  4. Jennifer- Thank you so much for sharing your article. I have often been asked to review products but not accepted any offers as I always worry about how much you need to include in your review. Often the company will provide the information with the product – and again I am not sure if we can just copy and paste the information the company sends you.

  5. Hi Jennifer, every once in a while I will review a certain householdproduct on my blog, usually something I’m thinking of buying or following up on a complaint by someone else. I like your five steps and have bookmarked this page so the next time I review something I can refer back to this. Thanks.
    Lenie

  6. Hi Jennifer,
    I have not written a review as of yet, but I appreciate your thoughtfulness in laying out a very easy to follow mini-guide to write one.

  7. Great tips. The steps are similar to the CEI format I used to teach students. Claim, evidence, interpretation. I love to write reviews, but can no longer fit them into my regular blog posts.

  8. This is a great outline regarding how to go about writing a review. I have never written a book review, it doesn’t fit with my blog concept or direction. I will review kitchen product from time to time that are part of a recipe where I’ve used that product. It may not be a book review, but parts of what you’ve said could apply. :-)

  9. I have never written a review of something I don’t like as i always feel there are plenty of folks out there that do only that. I hope my good reviews have always incorporated your points but to make sure I will save this guide for future reviews. Thanks.

  10. Hi Jennifer, I have never written or published a review of a book or product. My instinct would be to combine 4 and 5 but since I seldom read reviews it is instinct and nothing more

  11. I like this article. As writers, we are so concerned about writing stories; we do not understand the art of writing a review of that story.

  12. Wonderful outline for a review. Book reviews are popular, yet so many of them a) re-hash the plot or b) are simplified to the point of “I really liked this book” which actually says nothing at all. Wish you could send this post to about a thousand book reviewers! Laugh!

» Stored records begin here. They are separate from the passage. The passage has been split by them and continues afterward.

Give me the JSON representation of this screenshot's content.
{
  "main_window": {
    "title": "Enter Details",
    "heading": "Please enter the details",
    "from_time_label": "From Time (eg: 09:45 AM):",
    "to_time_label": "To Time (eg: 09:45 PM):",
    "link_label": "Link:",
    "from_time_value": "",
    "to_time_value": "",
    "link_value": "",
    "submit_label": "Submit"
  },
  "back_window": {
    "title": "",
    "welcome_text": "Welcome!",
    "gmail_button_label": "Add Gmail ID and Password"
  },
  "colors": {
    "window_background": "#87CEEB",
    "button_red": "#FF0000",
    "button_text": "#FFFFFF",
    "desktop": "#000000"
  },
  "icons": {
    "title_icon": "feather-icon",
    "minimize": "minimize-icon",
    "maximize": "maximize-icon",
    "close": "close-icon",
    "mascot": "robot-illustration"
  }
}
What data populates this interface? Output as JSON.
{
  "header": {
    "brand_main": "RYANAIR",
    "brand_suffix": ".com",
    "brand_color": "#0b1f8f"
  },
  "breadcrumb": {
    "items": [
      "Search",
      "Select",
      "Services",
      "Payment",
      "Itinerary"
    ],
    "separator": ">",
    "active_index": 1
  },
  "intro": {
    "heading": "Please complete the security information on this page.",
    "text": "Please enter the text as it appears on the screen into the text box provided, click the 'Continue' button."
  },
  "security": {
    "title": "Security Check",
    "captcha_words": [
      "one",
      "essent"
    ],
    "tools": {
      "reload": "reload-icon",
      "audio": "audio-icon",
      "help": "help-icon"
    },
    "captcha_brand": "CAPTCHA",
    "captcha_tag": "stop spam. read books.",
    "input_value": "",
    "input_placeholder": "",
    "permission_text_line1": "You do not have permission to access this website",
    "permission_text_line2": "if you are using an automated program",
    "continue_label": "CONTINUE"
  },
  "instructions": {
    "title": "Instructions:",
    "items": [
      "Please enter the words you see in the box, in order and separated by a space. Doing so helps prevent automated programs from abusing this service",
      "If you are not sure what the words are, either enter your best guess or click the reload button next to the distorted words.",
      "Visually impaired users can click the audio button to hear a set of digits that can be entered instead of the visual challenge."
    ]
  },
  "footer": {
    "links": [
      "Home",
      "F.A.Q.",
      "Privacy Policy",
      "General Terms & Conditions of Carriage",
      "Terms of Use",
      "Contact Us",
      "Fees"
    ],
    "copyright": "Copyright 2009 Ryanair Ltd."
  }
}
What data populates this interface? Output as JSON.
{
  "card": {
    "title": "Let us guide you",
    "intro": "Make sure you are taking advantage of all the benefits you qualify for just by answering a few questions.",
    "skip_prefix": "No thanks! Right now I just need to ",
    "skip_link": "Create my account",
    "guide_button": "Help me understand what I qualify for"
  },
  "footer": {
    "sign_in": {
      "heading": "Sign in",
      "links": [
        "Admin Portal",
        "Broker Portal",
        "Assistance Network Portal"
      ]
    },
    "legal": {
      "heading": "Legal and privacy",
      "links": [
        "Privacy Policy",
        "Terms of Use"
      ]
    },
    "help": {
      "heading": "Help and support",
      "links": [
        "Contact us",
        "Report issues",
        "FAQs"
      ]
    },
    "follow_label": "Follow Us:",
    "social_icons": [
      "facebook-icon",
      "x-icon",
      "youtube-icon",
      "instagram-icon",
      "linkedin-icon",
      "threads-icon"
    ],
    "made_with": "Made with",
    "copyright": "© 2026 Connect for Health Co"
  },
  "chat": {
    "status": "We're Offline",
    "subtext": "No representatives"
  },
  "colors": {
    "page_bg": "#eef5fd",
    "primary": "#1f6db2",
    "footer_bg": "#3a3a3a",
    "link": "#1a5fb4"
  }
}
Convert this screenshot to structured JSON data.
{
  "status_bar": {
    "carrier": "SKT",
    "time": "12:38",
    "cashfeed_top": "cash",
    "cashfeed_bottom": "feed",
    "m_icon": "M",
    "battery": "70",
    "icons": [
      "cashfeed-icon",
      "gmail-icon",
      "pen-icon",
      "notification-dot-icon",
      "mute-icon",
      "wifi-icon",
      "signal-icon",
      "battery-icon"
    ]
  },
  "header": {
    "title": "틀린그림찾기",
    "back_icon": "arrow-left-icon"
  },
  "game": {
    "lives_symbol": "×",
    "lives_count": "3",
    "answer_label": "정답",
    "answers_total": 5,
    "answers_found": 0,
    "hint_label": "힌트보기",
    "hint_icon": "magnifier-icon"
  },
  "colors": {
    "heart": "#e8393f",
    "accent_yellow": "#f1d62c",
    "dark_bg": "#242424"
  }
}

  13. Nice outline for writing a review. I think it’s always a good idea to be a giver and generously review products or services. I need to do this. Haven’t done a formal review yet, but I have shared my opinion about the shortcuts I use in my business every day, which was met with lots of positive comments. Good tips and thanks for sharing them.